(Website and app data records)
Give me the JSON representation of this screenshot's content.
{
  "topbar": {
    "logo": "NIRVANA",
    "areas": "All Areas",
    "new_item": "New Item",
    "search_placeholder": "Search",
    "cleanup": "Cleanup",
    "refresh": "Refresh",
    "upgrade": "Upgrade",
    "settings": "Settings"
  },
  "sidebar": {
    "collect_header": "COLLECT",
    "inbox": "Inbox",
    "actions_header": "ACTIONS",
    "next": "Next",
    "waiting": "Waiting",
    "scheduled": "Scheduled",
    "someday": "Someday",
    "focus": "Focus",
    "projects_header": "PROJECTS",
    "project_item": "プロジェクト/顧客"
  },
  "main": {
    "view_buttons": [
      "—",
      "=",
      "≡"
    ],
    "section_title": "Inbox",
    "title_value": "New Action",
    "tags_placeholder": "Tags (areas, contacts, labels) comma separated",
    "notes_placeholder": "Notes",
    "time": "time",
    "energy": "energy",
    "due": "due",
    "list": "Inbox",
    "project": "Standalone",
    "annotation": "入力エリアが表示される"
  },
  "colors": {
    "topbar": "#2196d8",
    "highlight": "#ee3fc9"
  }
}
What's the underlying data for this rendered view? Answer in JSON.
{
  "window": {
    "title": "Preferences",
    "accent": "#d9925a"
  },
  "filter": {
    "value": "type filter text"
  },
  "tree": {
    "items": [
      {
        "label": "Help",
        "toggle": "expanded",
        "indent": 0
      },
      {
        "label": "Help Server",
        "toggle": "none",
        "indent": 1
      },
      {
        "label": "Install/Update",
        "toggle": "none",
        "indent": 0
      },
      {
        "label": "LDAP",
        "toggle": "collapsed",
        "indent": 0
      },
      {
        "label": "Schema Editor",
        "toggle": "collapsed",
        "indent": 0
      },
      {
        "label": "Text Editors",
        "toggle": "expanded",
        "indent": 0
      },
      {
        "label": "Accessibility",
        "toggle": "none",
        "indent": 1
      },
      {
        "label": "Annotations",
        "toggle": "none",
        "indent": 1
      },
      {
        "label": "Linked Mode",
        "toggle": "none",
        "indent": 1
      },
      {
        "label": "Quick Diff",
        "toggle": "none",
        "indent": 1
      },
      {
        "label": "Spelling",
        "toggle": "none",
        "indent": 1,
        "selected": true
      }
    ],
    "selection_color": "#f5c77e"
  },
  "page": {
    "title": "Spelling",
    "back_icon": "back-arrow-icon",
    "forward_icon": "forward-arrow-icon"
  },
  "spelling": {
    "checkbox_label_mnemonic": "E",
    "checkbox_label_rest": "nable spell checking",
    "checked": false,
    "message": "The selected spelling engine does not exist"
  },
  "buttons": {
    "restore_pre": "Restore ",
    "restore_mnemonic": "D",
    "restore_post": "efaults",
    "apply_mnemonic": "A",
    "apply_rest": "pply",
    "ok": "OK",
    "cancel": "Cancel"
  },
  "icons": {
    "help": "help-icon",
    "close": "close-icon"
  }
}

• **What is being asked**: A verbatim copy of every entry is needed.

• **Response for this exercise**:
Give me the JSON representation of this screenshot's content.
{
  "topbar": {
    "logo": "NIRVANA",
    "areas": "All Areas",
    "new_item": "New Item",
    "search_placeholder": "Search",
    "cleanup": "Cleanup",
    "refresh": "Refresh",
    "upgrade": "Upgrade",
    "settings": "Settings"
  },
  "sidebar": {
    "collect_header": "COLLECT",
    "inbox": "Inbox",
    "actions_header": "ACTIONS",
    "next": "Next",
    "waiting": "Waiting",
    "scheduled": "Scheduled",
    "someday": "Someday",
    "focus": "Focus",
    "projects_header": "PROJECTS",
    "project_item": "プロジェクト/顧客"
  },
  "main": {
    "view_buttons": [
      "—",
      "=",
      "≡"
    ],
    "section_title": "Inbox",
    "title_value": "New Action",
    "tags_placeholder": "Tags (areas, contacts, labels) comma separated",
    "notes_placeholder": "Notes",
    "time": "time",
    "energy": "energy",
    "due": "due",
    "list": "Inbox",
    "project": "Standalone",
    "annotation": "入力エリアが表示される"
  },
  "colors": {
    "topbar": "#2196d8",
    "highlight": "#ee3fc9"
  }
}
What's the underlying data for this rendered view? Answer in JSON.
{
  "window": {
    "title": "Preferences",
    "accent": "#d9925a"
  },
  "filter": {
    "value": "type filter text"
  },
  "tree": {
    "items": [
      {
        "label": "Help",
        "toggle": "expanded",
        "indent": 0
      },
      {
        "label": "Help Server",
        "toggle": "none",
        "indent": 1
      },
      {
        "label": "Install/Update",
        "toggle": "none",
        "indent": 0
      },
      {
        "label": "LDAP",
        "toggle": "collapsed",
        "indent": 0
      },
      {
        "label": "Schema Editor",
        "toggle": "collapsed",
        "indent": 0
      },
      {
        "label": "Text Editors",
        "toggle": "expanded",
        "indent": 0
      },
      {
        "label": "Accessibility",
        "toggle": "none",
        "indent": 1
      },
      {
        "label": "Annotations",
        "toggle": "none",
        "indent": 1
      },
      {
        "label": "Linked Mode",
        "toggle": "none",
        "indent": 1
      },
      {
        "label": "Quick Diff",
        "toggle": "none",
        "indent": 1
      },
      {
        "label": "Spelling",
        "toggle": "none",
        "indent": 1,
        "selected": true
      }
    ],
    "selection_color": "#f5c77e"
  },
  "page": {
    "title": "Spelling",
    "back_icon": "back-arrow-icon",
    "forward_icon": "forward-arrow-icon"
  },
  "spelling": {
    "checkbox_label_mnemonic": "E",
    "checkbox_label_rest": "nable spell checking",
    "checked": false,
    "message": "The selected spelling engine does not exist"
  },
  "buttons": {
    "restore_pre": "Restore ",
    "restore_mnemonic": "D",
    "restore_post": "efaults",
    "apply_mnemonic": "A",
    "apply_rest": "pply",
    "ok": "OK",
    "cancel": "Cancel"
  },
  "icons": {
    "help": "help-icon",
    "close": "close-icon"
  }
}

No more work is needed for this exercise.